It may not be as obvious but there are 3rd parties to consider in the home. The obvious one is kids, but the less obvious examples include friends and family. I’m not suggesting pitting kids or friends and family against each other or your spouse. I’m suggesting that as an agent you can put yourself in their shoes and negotiate on their behalf. It can defuse an emotional situation when you realize you’re not arguing for yourself, but for your 3rd party.


On all of the non-profits I work with (Social Media Club Seattle, IAMCP – Seattle, Chris Elliott Fund, and a few others) all of the roles are voluntary and unpaid. Someone needs to manage the dollars and donations; someone needs to control the meetings – timing, pace, content, etc.; someone needs to coordinate the marketing activities; and so many other things. How do they all get done? People volunteer for roles and responsibilities.

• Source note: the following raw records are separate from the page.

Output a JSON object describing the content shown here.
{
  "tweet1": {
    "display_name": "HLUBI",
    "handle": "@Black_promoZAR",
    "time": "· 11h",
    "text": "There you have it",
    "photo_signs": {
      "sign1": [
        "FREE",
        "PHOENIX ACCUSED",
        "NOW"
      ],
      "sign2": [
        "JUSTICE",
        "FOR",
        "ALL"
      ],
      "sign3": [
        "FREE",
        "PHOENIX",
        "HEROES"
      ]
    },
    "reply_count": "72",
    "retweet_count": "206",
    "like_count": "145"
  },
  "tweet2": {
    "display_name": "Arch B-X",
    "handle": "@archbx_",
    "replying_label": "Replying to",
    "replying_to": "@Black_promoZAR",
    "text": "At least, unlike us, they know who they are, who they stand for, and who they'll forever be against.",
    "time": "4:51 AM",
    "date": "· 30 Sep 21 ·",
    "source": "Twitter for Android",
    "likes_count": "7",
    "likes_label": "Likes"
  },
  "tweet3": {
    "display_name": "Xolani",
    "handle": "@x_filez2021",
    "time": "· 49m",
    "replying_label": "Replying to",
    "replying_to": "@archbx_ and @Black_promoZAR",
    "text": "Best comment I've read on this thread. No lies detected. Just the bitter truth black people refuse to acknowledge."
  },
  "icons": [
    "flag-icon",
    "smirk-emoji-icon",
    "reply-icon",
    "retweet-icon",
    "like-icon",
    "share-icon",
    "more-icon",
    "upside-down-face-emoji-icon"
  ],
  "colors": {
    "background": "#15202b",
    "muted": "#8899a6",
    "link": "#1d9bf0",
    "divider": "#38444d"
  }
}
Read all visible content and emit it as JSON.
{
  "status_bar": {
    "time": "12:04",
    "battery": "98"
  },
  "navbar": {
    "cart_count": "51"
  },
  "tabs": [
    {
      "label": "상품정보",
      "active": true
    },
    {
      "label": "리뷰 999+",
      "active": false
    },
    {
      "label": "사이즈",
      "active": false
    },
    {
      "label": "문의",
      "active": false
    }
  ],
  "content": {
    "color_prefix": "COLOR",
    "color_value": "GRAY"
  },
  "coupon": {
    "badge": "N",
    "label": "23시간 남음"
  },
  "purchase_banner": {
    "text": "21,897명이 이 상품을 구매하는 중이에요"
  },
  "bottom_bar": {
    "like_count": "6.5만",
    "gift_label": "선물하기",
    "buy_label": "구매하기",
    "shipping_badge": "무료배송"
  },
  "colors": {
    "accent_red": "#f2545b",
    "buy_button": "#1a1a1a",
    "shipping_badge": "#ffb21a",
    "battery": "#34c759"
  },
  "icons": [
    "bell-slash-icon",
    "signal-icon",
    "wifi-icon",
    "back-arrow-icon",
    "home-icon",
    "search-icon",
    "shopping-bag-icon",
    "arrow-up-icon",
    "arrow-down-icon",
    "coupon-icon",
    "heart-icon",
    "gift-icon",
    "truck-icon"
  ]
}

When people don’t want to work together … they negotiate with their feet and leave.

  • Acting like an Agent at a Non-Profit:

To me the easiest thing to do as an agent is to think about the constituents – the people you are trying to serve in your volunteer work. Think about who will be affected by your efforts. Think about why you ever joined this non-profit. Think about just one person you met at the last event. If that person was enough to make you keep doing whatever you agreed to do … continue on. If not, re-think it.

Why you should Never Negotiate for Yourself

Because it’s too hard to maintain your objectivity. When you work as an agent – you can negotiate better deals. Yes, you are still ostensibly working for yourself and on your own behalf, but when you put yourself in the role of an agent … especially if that agent is representing your spouse, your kids or your pet goldfish you can think better, asked tougher questions and be one step removed from emotionally charged negotiations.

Think like an Agent and Never Negotiate for Yourself Again.


Jeff  is a veteran in the Enterprise Content Management industry. Over the past 20 years he has worked with customers and partners to design, develop and deploy solutions around the world. Jeff is currently the Director of Strategic Alliances at Winshuttle. He has worked for Microsoft, FileNet (IBM), K2, Captaris, Open Text, Kofax and Kodak. He speaks and blogs about ECM and the Intersection between Social, Mobile and Cloud Computing.